Living under the umbrella of World’s Most Liveable City title may well position Melbourne favourably when it comes to visitation, trade, and the growth of our industries. Nevertheless, we can’t rest on our laurels, new transport infrastructure and key developments are required to lift and enhance our liveability and visitability standards further.
While new developments, such as the Apple Store at Federation Square, and the expansion project at the Queen Victoria Market have had their fair share of detractors, we must be mindful of not holding back the innovation and infrastructure needed to grow our visitor economy.
This month, the Victorian Government has just announced the commencement of two new precinct developments, the Munro site within the Queen Victoria Market development and District Docklands building a new fresh food precinct to complement Costco Docklands.

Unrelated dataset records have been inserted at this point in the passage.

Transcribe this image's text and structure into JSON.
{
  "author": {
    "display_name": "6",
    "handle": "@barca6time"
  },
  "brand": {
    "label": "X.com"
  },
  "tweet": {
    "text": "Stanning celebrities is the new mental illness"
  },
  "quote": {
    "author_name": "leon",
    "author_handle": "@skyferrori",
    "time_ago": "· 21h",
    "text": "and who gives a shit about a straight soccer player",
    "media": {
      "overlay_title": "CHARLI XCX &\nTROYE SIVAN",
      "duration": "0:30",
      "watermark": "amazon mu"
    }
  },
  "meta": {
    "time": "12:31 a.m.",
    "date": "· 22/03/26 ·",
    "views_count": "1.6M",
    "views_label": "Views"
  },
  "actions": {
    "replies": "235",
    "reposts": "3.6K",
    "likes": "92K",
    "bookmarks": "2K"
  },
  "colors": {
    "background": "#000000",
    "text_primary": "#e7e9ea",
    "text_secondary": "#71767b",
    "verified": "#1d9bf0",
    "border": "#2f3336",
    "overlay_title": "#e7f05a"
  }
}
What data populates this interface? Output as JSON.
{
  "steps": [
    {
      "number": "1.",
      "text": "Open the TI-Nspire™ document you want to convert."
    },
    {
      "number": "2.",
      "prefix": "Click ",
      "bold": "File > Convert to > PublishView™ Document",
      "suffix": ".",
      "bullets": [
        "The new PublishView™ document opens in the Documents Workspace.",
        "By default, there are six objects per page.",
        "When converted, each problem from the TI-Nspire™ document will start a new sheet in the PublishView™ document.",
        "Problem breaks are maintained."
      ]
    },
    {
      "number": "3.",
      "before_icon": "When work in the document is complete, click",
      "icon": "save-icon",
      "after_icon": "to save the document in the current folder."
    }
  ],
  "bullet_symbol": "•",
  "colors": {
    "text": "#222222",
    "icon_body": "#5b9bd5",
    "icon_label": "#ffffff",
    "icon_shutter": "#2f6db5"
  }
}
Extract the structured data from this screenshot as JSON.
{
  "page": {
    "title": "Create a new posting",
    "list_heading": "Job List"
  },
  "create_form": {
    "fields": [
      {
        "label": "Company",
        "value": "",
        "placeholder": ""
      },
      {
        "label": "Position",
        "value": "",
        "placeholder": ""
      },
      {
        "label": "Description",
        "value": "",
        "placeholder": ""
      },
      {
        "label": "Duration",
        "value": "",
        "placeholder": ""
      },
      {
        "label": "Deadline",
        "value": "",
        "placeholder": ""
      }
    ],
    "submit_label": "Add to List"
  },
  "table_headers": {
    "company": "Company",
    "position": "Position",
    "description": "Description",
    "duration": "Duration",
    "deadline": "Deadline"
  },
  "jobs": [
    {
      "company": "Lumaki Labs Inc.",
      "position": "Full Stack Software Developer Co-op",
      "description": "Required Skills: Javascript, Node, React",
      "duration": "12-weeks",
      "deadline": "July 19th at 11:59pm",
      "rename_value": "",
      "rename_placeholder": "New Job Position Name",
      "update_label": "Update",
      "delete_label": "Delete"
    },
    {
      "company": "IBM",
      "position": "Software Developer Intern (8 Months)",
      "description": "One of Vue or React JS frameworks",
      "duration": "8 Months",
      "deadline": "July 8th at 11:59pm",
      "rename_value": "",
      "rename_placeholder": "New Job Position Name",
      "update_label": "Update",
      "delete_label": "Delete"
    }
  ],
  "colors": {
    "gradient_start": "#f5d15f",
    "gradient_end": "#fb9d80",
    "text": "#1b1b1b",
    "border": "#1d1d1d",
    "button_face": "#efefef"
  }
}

By 2025, Docklands is expected to be home to more than 20,000 locals. Not only do developments like these give Victorians highly accessible places to live, work and play, they are also a vital part of tourism’s lifeblood, catering to the rapidly growing visiting friends and relatives segment, and the domestic and international visitor markets.
Melbourne has continued to respond to these increased demands in innovative and creative ways. The accommodation sector is rapidly expanding, with at least eight new hotels to open by 2021, introducing more rooms and event spaces. By 2022, Bourke Street Mall’s Walk Arcade will be home to the Intercontinental Group’s first ever Australian dual branded hotel, bringing with it the boutique upmarket 181-room Hotel Indigo and the midscale 272-room Holiday Inn Hotel.
Developments like these make our city appealing to countless people who support our visitor economy. Just last week, Melbourne was declared the third best city in the world for students, overtaking Paris and Montreal. Make no mistake, this type of recognition is more than just an accolade, it delivers very real and tangible benefits, which boost our economy and our visitor industry - but we need the right infrastructure in place to cater future growth.
A forward thinking and future focused visitor economy must also be centred on the human resources that will drive us into our planned future. Our people. Growing our strengths as a city also means growing our strengths as individual businesses. With this in mind, I invite those in senior leadership roles to consider undertaking the Executive Level of the Melbourne Tourism Leadership Program, which starts in August.
MTLP Executive is an exclusive opportunity to radically redefine your leadership skills, through the creation of a future map for our visitor industry. The future mapping process will take scenario planning for the visitor industry to the next level, equipping you with a range of leadership skills for your career, your team and your business. The key to business sustainability is constant innovation, a future focus and a genuinely empowered team with the right skills. Click here for information on the MTLP Executive program.